[Excerpts from an interface dataset]
-- Opening Marker --

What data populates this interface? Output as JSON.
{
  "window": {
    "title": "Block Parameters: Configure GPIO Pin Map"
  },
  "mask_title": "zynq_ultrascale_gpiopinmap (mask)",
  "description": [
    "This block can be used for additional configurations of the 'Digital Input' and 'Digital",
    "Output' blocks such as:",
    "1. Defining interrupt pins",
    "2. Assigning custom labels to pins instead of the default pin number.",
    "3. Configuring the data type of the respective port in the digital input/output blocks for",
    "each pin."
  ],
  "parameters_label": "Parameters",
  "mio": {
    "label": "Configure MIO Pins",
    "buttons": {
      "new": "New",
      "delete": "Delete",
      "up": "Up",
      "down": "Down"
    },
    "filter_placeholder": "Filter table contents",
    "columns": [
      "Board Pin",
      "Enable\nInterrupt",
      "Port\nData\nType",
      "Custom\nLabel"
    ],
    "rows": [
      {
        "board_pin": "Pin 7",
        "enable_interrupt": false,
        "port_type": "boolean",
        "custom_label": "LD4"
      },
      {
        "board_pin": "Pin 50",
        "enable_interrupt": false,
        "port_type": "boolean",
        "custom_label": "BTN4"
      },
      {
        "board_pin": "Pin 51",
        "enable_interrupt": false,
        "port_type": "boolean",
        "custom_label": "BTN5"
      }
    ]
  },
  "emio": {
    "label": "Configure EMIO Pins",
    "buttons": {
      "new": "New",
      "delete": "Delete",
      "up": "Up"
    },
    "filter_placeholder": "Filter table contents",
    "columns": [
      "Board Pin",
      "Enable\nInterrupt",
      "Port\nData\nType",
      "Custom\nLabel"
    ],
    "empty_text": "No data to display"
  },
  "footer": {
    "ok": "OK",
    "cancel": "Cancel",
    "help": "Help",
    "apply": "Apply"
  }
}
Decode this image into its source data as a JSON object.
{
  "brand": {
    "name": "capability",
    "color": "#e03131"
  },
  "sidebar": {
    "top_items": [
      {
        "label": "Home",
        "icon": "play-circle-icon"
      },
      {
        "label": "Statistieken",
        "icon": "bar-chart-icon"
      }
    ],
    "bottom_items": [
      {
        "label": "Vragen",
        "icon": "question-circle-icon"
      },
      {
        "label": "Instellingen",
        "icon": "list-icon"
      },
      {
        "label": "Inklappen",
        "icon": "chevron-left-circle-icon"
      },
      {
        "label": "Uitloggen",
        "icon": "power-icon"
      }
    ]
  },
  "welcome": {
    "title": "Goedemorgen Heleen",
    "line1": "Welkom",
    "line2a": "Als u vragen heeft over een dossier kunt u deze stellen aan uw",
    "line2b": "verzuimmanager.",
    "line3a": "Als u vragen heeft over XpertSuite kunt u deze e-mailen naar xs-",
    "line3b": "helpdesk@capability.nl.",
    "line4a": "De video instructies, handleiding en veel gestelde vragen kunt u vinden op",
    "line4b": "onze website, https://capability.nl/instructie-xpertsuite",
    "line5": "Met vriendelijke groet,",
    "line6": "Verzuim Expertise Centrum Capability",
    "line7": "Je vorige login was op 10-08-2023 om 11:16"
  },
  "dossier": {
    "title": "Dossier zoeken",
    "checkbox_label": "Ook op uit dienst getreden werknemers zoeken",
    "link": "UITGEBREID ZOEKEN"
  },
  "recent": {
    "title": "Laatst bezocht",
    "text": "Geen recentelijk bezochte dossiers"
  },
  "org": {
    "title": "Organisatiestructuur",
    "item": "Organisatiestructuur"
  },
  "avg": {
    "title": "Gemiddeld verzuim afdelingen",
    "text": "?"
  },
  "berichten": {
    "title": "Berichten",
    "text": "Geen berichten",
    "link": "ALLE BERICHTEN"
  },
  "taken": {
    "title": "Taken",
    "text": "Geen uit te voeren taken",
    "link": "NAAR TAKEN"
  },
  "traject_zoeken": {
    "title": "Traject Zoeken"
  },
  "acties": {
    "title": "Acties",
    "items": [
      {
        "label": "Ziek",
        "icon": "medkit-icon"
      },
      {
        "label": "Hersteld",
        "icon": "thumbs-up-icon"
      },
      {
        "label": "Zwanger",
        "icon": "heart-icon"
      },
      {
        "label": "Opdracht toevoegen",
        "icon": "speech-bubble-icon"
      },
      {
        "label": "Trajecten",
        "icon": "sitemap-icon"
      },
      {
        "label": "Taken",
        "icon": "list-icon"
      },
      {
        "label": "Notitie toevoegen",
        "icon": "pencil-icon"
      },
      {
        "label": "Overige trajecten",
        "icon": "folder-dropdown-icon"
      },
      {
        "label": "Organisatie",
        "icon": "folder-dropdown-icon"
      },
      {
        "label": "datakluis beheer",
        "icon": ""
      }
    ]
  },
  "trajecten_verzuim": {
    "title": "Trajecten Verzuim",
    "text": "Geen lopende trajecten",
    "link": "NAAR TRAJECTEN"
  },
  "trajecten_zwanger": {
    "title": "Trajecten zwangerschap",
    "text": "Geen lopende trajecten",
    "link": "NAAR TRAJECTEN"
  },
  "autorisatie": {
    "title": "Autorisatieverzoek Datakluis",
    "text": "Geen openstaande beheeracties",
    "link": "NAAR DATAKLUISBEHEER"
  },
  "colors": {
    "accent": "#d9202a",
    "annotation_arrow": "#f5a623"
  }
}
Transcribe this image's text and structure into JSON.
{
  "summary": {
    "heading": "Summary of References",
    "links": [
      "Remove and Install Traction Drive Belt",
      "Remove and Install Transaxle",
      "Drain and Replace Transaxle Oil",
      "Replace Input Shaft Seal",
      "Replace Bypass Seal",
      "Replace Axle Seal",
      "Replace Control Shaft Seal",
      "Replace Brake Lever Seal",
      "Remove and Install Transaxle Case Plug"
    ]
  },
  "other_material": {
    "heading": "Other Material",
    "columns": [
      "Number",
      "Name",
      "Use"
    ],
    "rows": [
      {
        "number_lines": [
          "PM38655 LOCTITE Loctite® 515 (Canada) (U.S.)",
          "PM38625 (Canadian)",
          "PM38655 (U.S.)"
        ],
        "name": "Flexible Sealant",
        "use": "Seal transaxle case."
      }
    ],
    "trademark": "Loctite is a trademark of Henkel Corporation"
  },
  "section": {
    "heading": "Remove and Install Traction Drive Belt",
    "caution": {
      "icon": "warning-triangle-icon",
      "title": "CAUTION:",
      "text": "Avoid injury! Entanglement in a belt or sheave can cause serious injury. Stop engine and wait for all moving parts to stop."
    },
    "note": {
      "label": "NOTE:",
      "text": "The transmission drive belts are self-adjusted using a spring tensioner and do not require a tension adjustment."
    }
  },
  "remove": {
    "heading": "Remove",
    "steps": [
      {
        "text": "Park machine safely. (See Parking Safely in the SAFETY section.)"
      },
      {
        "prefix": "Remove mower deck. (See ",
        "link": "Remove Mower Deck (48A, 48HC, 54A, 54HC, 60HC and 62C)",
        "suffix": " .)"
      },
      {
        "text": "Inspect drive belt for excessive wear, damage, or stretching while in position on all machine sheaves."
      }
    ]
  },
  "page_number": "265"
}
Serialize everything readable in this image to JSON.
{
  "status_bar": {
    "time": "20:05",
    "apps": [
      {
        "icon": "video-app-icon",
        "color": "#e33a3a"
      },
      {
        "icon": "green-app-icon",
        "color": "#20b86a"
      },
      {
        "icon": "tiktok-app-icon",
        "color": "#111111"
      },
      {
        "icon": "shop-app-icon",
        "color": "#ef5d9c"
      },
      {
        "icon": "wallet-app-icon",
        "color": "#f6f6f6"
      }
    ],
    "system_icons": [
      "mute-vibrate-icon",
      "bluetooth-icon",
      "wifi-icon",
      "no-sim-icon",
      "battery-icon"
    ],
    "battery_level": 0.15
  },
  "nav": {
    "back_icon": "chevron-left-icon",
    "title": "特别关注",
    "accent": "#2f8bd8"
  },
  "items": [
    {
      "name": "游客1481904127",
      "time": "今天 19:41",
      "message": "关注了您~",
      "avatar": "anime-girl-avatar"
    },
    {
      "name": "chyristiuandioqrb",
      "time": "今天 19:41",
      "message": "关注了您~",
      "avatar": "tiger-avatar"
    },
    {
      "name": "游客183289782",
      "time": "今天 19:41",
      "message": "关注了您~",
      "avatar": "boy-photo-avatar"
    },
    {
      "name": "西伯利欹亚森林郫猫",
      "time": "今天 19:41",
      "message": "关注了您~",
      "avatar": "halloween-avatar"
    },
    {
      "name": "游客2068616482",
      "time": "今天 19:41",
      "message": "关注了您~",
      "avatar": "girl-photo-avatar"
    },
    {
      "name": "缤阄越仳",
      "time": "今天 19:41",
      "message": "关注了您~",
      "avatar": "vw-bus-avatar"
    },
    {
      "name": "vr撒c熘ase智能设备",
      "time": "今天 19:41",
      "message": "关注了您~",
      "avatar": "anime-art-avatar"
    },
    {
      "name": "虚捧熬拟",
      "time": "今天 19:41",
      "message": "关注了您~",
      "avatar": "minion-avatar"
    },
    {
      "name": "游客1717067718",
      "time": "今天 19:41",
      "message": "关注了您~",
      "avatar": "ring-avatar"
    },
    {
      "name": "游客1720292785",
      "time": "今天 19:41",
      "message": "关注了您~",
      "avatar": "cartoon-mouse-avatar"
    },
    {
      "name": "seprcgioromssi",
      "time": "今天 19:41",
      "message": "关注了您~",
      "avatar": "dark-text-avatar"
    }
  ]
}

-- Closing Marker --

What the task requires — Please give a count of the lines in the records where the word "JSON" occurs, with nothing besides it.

Solved exercise — 4